* EXERCISE PROMPT
Keeping every line intact, print the records that follow.

[Data about app and page elements]

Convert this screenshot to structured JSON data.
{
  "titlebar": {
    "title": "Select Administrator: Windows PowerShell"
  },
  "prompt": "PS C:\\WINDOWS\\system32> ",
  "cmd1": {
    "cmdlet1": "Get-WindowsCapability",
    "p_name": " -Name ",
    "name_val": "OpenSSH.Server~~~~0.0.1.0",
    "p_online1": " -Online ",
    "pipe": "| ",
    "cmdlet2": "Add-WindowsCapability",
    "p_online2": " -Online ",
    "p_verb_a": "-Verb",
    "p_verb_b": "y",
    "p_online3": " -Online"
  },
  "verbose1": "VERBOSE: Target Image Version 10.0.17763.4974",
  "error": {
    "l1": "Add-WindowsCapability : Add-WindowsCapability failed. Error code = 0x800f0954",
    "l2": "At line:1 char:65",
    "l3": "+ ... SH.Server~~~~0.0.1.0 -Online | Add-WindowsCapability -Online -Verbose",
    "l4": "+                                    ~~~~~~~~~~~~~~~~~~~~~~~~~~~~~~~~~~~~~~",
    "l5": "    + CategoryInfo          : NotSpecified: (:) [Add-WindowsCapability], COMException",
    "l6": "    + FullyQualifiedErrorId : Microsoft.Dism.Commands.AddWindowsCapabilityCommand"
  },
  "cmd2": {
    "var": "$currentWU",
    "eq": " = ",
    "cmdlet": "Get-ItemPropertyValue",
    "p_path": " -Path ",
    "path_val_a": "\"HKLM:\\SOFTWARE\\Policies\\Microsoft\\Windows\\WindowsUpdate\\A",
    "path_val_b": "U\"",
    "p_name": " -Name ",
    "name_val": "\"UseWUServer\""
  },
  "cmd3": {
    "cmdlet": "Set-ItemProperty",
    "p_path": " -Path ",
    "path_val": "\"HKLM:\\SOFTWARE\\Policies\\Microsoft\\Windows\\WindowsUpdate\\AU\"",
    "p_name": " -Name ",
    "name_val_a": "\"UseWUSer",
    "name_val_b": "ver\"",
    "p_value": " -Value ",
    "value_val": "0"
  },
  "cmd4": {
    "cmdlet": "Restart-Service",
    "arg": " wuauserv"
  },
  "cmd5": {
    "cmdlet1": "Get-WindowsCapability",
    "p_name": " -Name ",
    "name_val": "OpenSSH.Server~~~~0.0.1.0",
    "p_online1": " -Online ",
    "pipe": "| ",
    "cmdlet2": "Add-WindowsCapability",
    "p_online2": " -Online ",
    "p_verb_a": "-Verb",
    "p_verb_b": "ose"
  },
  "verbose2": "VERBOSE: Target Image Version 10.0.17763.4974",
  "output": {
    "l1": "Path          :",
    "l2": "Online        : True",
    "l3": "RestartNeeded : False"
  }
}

* TASK RESPONSE
Convert this screenshot to structured JSON data.
{
  "titlebar": {
    "title": "Select Administrator: Windows PowerShell"
  },
  "prompt": "PS C:\\WINDOWS\\system32> ",
  "cmd1": {
    "cmdlet1": "Get-WindowsCapability",
    "p_name": " -Name ",
    "name_val": "OpenSSH.Server~~~~0.0.1.0",
    "p_online1": " -Online ",
    "pipe": "| ",
    "cmdlet2": "Add-WindowsCapability",
    "p_online2": " -Online ",
    "p_verb_a": "-Verb",
    "p_verb_b": "y",
    "p_online3": " -Online"
  },
  "verbose1": "VERBOSE: Target Image Version 10.0.17763.4974",
  "error": {
    "l1": "Add-WindowsCapability : Add-WindowsCapability failed. Error code = 0x800f0954",
    "l2": "At line:1 char:65",
    "l3": "+ ... SH.Server~~~~0.0.1.0 -Online | Add-WindowsCapability -Online -Verbose",
    "l4": "+                                    ~~~~~~~~~~~~~~~~~~~~~~~~~~~~~~~~~~~~~~",
    "l5": "    + CategoryInfo          : NotSpecified: (:) [Add-WindowsCapability], COMException",
    "l6": "    + FullyQualifiedErrorId : Microsoft.Dism.Commands.AddWindowsCapabilityCommand"
  },
  "cmd2": {
    "var": "$currentWU",
    "eq": " = ",
    "cmdlet": "Get-ItemPropertyValue",
    "p_path": " -Path ",
    "path_val_a": "\"HKLM:\\SOFTWARE\\Policies\\Microsoft\\Windows\\WindowsUpdate\\A",
    "path_val_b": "U\"",
    "p_name": " -Name ",
    "name_val": "\"UseWUServer\""
  },
  "cmd3": {
    "cmdlet": "Set-ItemProperty",
    "p_path": " -Path ",
    "path_val": "\"HKLM:\\SOFTWARE\\Policies\\Microsoft\\Windows\\WindowsUpdate\\AU\"",
    "p_name": " -Name ",
    "name_val_a": "\"UseWUSer",
    "name_val_b": "ver\"",
    "p_value": " -Value ",
    "value_val": "0"
  },
  "cmd4": {
    "cmdlet": "Restart-Service",
    "arg": " wuauserv"
  },
  "cmd5": {
    "cmdlet1": "Get-WindowsCapability",
    "p_name": " -Name ",
    "name_val": "OpenSSH.Server~~~~0.0.1.0",
    "p_online1": " -Online ",
    "pipe": "| ",
    "cmdlet2": "Add-WindowsCapability",
    "p_online2": " -Online ",
    "p_verb_a": "-Verb",
    "p_verb_b": "ose"
  },
  "verbose2": "VERBOSE: Target Image Version 10.0.17763.4974",
  "output": {
    "l1": "Path          :",
    "l2": "Online        : True",
    "l3": "RestartNeeded : False"
  }
}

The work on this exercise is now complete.